Certainly, responsibility and flexibility are a must in any team, so the rest of the qualities are quite obvious. However, whether you choose the team your IT-partner suggests or a completely different one, always opt for value-oriented people who aim not to prove their coders to be perfect but to make your product better.

Key takeaways

All in all considered, our major message is that QA, when properly and timely applied, is sure to become your most effective tool in enhancing the product performance and, thus, winning your customers’ loyalty. What may be initially seen as additional expenditure, turns out to be a priceless asset in creating a valuable solution in the long term. Just think of how much invisible errors may cost you once your actual users get their unsuccessful experience. Yes, the profits from investing your funds in QA may not be seen immediately. But they are sure to eliminate huge losses on a daily basis once the app/website is deployed.

When it comes to custom software development, there is no such term as too much QA. On the contrary, the sooner it is engaged, the better your chances for success are and the more time and money resources you are sure to save. The matter is QA should not be perceived as a single stage in the product life cycle but as a background for its performance and an ongoing process that guarantees the stability of the whole idea.

Also, involving QA does not mean lack of trust, experience or skills. It means giving your project a fresh perspective, discovering both faults and new possibilities. However, only a strong and skillful QA team is capable of choosing the best strategy, tools and tricks for each particular project to ensure exceptional quality of your dream product. At LinkUp studio we are happy to share our expertise and help make your customers feel you really care.

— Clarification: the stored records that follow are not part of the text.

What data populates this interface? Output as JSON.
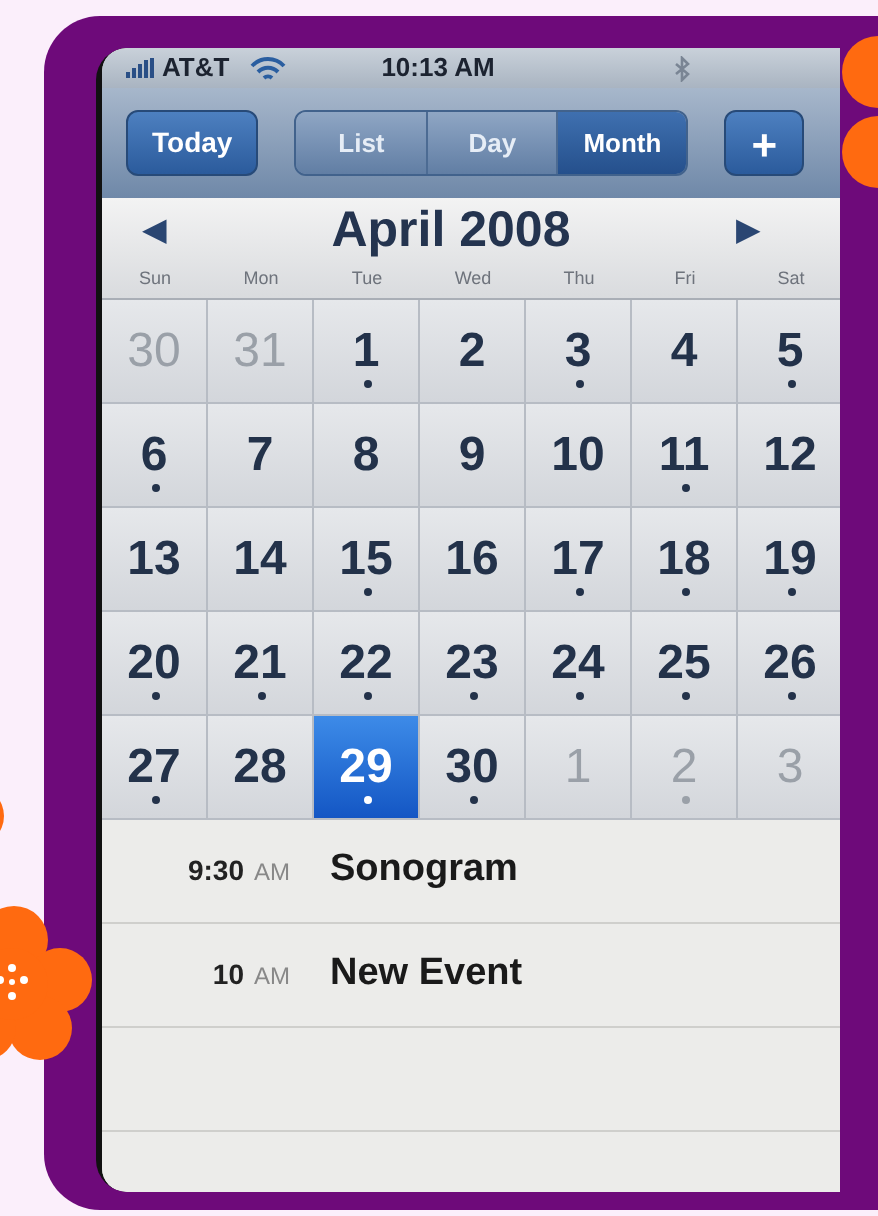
{
  "status_bar": {
    "carrier": "AT&T",
    "time": "10:13 AM"
  },
  "toolbar": {
    "today_button": "Today",
    "add_button": "+",
    "tabs": [
      {
        "label": "List",
        "selected": false
      },
      {
        "label": "Day",
        "selected": false
      },
      {
        "label": "Month",
        "selected": true
      }
    ]
  },
  "calendar": {
    "month_title": "April 2008",
    "prev": "◀",
    "next": "▶",
    "weekdays": [
      "Sun",
      "Mon",
      "Tue",
      "Wed",
      "Thu",
      "Fri",
      "Sat"
    ],
    "days": [
      {
        "label": "30",
        "muted": true,
        "event": false,
        "selected": false
      },
      {
        "label": "31",
        "muted": true,
        "event": false,
        "selected": false
      },
      {
        "label": "1",
        "muted": false,
        "event": true,
        "selected": false
      },
      {
        "label": "2",
        "muted": false,
        "event": false,
        "selected": false
      },
      {
        "label": "3",
        "muted": false,
        "event": true,
        "selected": false
      },
      {
        "label": "4",
        "muted": false,
        "event": false,
        "selected": false
      },
      {
        "label": "5",
        "muted": false,
        "event": true,
        "selected": false
      },
      {
        "label": "6",
        "muted": false,
        "event": true,
        "selected": false
      },
      {
        "label": "7",
        "muted": false,
        "event": false,
        "selected": false
      },
      {
        "label": "8",
        "muted": false,
        "event": false,
        "selected": false
      },
      {
        "label": "9",
        "muted": false,
        "event": false,
        "selected": false
      },
      {
        "label": "10",
        "muted": false,
        "event": false,
        "selected": false
      },
      {
        "label": "11",
        "muted": false,
        "event": true,
        "selected": false
      },
      {
        "label": "12",
        "muted": false,
        "event": false,
        "selected": false
      },
      {
        "label": "13",
        "muted": false,
        "event": false,
        "selected": false
      },
      {
        "label": "14",
        "muted": false,
        "event": false,
        "selected": false
      },
      {
        "label": "15",
        "muted": false,
        "event": true,
        "selected": false
      },
      {
        "label": "16",
        "muted": false,
        "event": false,
        "selected": false
      },
      {
        "label": "17",
        "muted": false,
        "event": true,
        "selected": false
      },
      {
        "label": "18",
        "muted": false,
        "event": true,
        "selected": false
      },
      {
        "label": "19",
        "muted": false,
        "event": true,
        "selected": false
      },
      {
        "label": "20",
        "muted": false,
        "event": true,
        "selected": false
      },
      {
        "label": "21",
        "muted": false,
        "event": true,
        "selected": false
      },
      {
        "label": "22",
        "muted": false,
        "event": true,
        "selected": false
      },
      {
        "label": "23",
        "muted": false,
        "event": true,
        "selected": false
      },
      {
        "label": "24",
        "muted": false,
        "event": true,
        "selected": false
      },
      {
        "label": "25",
        "muted": false,
        "event": true,
        "selected": false
      },
      {
        "label": "26",
        "muted": false,
        "event": true,
        "selected": false
      },
      {
        "label": "27",
        "muted": false,
        "event": true,
        "selected": false
      },
      {
        "label": "28",
        "muted": false,
        "event": false,
        "selected": false
      },
      {
        "label": "29",
        "muted": false,
        "event": true,
        "selected": true
      },
      {
        "label": "30",
        "muted": false,
        "event": true,
        "selected": false
      },
      {
        "label": "1",
        "muted": true,
        "event": false,
        "selected": false
      },
      {
        "label": "2",
        "muted": true,
        "event": true,
        "selected": false
      },
      {
        "label": "3",
        "muted": true,
        "event": false,
        "selected": false
      }
    ]
  },
  "events": [
    {
      "time": "9:30",
      "period": "AM",
      "title": "Sonogram"
    },
    {
      "time": "10",
      "period": "AM",
      "title": "New Event"
    }
  ]
}
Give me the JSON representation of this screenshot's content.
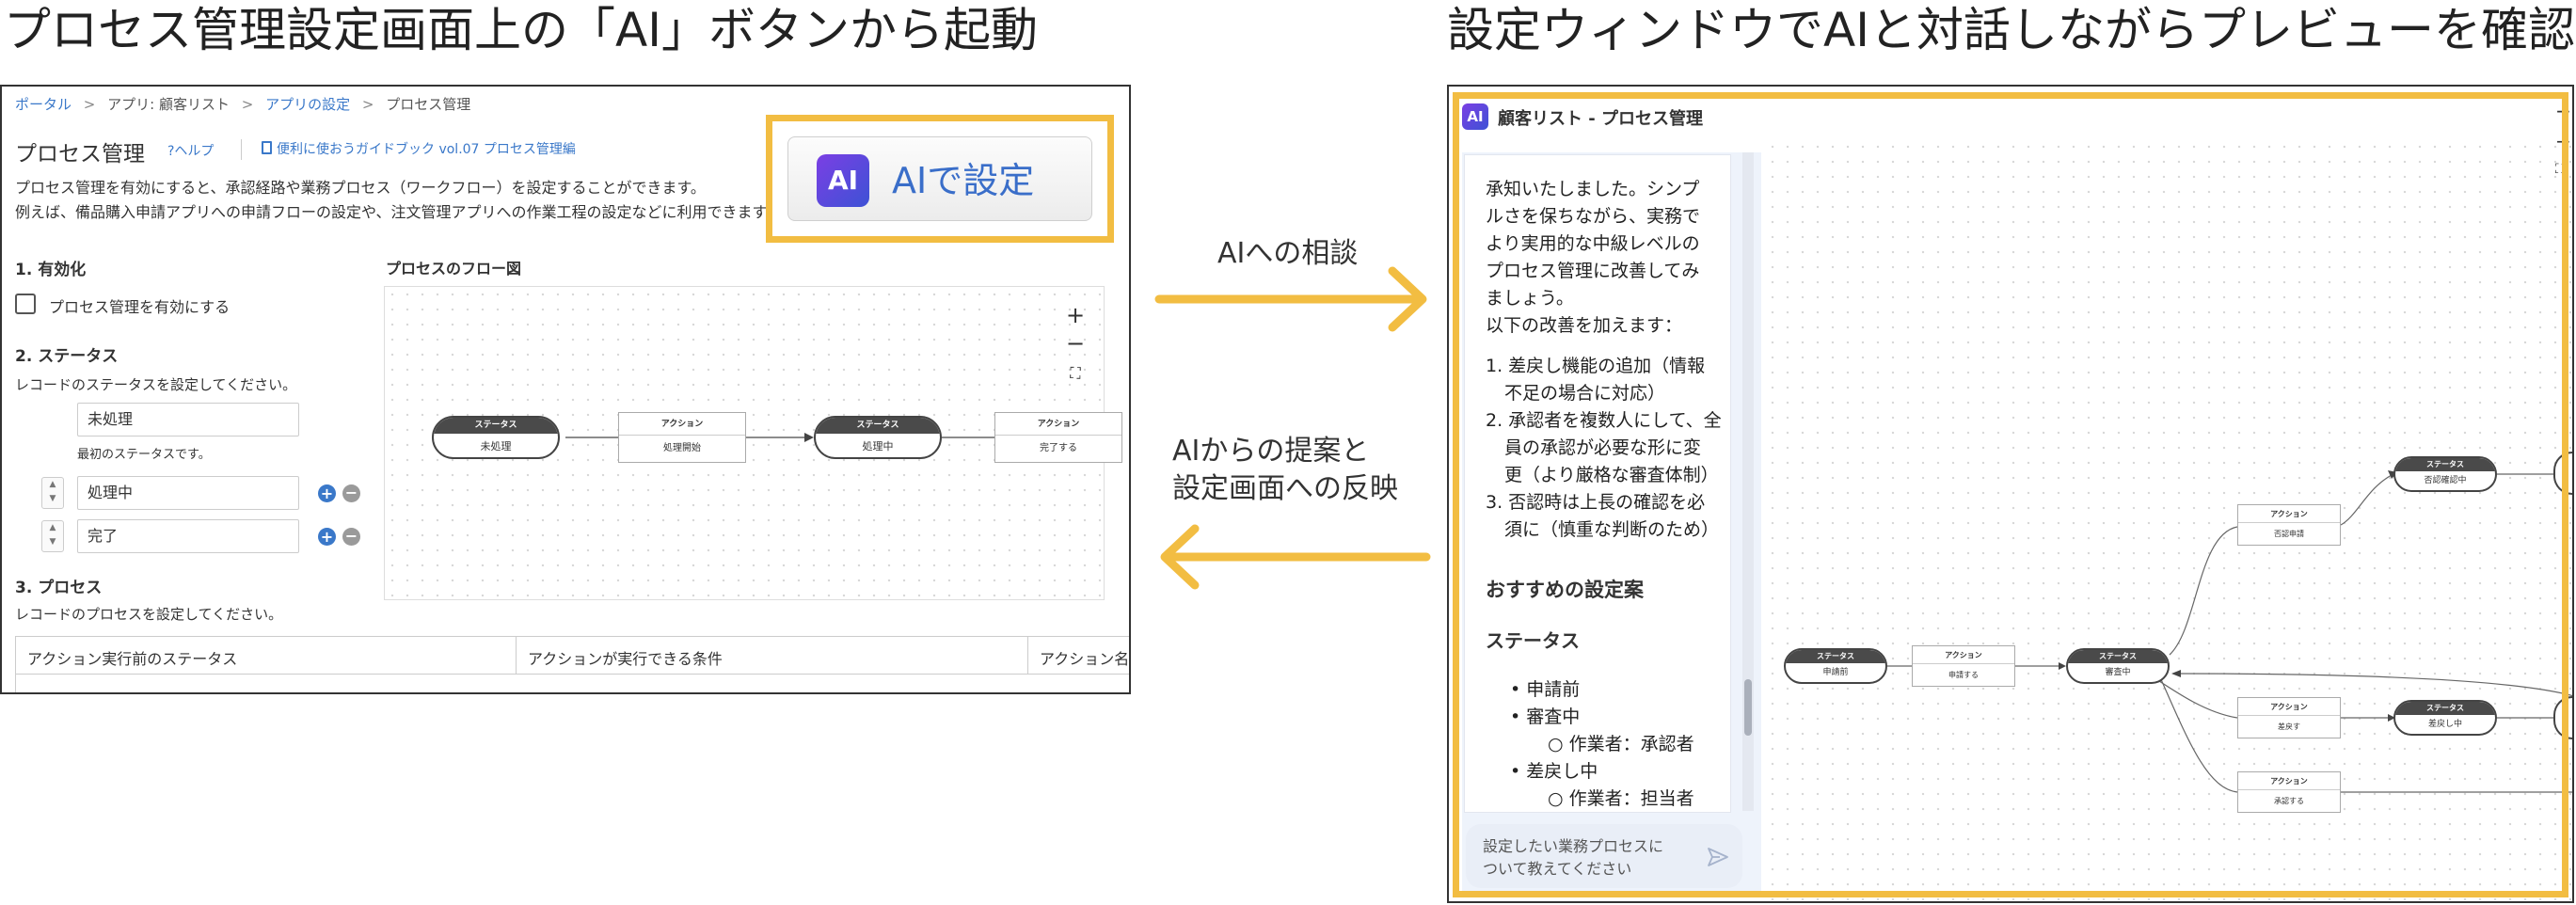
{
  "captions": {
    "left": "プロセス管理設定画面上の「AI」ボタンから起動",
    "right": "設定ウィンドウでAIと対話しながらプレビューを確認"
  },
  "arrows": {
    "forward_label": "AIへの相談",
    "back_label_line1": "AIからの提案と",
    "back_label_line2": "設定画面への反映"
  },
  "left_panel": {
    "breadcrumb": {
      "portal": "ポータル",
      "sep": ">",
      "app": "アプリ: 顧客リスト",
      "app_settings": "アプリの設定",
      "current": "プロセス管理"
    },
    "page_title": "プロセス管理",
    "help_link": "?ヘルプ",
    "guide_link": "便利に使おうガイドブック vol.07 プロセス管理編",
    "description_line1": "プロセス管理を有効にすると、承認経路や業務プロセス（ワークフロー）を設定することができます。",
    "description_line2": "例えば、備品購入申請アプリへの申請フローの設定や、注文管理アプリへの作業工程の設定などに利用できます。",
    "ai_button_label": "AIで設定",
    "ai_logo": "AI",
    "section1": {
      "title": "1. 有効化",
      "checkbox_label": "プロセス管理を有効にする"
    },
    "section2": {
      "title": "2. ステータス",
      "description": "レコードのステータスを設定してください。",
      "first_status": "未処理",
      "first_note": "最初のステータスです。",
      "statuses": [
        "処理中",
        "完了"
      ]
    },
    "flow": {
      "title": "プロセスのフロー図",
      "status_header": "ステータス",
      "action_header": "アクション",
      "nodes": {
        "s1": "未処理",
        "a1": "処理開始",
        "s2": "処理中",
        "a2": "完了する"
      }
    },
    "section3": {
      "title": "3. プロセス",
      "description": "レコードのプロセスを設定してください。",
      "columns": [
        "アクション実行前のステータス",
        "アクションが実行できる条件",
        "アクション名"
      ]
    }
  },
  "right_panel": {
    "window_title": "顧客リスト - プロセス管理",
    "logo": "AI",
    "chat": {
      "intro": [
        "承知いたしました。シンプ",
        "ルさを保ちながら、実務で",
        "より実用的な中級レベルの",
        "プロセス管理に改善してみ",
        "ましょう。",
        "以下の改善を加えます："
      ],
      "items": [
        [
          "1. 差戻し機能の追加（情報",
          "不足の場合に対応）"
        ],
        [
          "2. 承認者を複数人にして、全",
          "員の承認が必要な形に変",
          "更（より厳格な審査体制）"
        ],
        [
          "3. 否認時は上長の確認を必",
          "須に（慎重な判断のため）"
        ]
      ],
      "heading": "おすすめの設定案",
      "subheading": "ステータス",
      "status_list": [
        {
          "label": "申請前"
        },
        {
          "label": "審査中",
          "sub": "作業者：承認者"
        },
        {
          "label": "差戻し中",
          "sub": "作業者：担当者"
        }
      ],
      "input_placeholder_line1": "設定したい業務プロセスに",
      "input_placeholder_line2": "ついて教えてください"
    },
    "flow": {
      "status_header": "ステータス",
      "action_header": "アクション",
      "s_apply_before": "申請前",
      "a_apply": "申請する",
      "s_review": "審査中",
      "a_reject_apply": "否認申請",
      "s_reject_confirm": "否認確認中",
      "a_return": "差戻す",
      "s_returned": "差戻し中",
      "a_approve": "承認する"
    }
  },
  "colors": {
    "highlight": "#f2bd42",
    "link": "#3a78c9",
    "ai_logo_gradient_start": "#7b3fe4",
    "ai_logo_gradient_end": "#3d52d5"
  }
}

To get more details on QA and your future project, please, contact us.

Right arrow

Frequently Asked Questions

No items found.
Oleksandr Bachynskyi
Oleksandr Bachynskyi
Chief Technology Officer
Right arrow

Most relevant articles

No items found.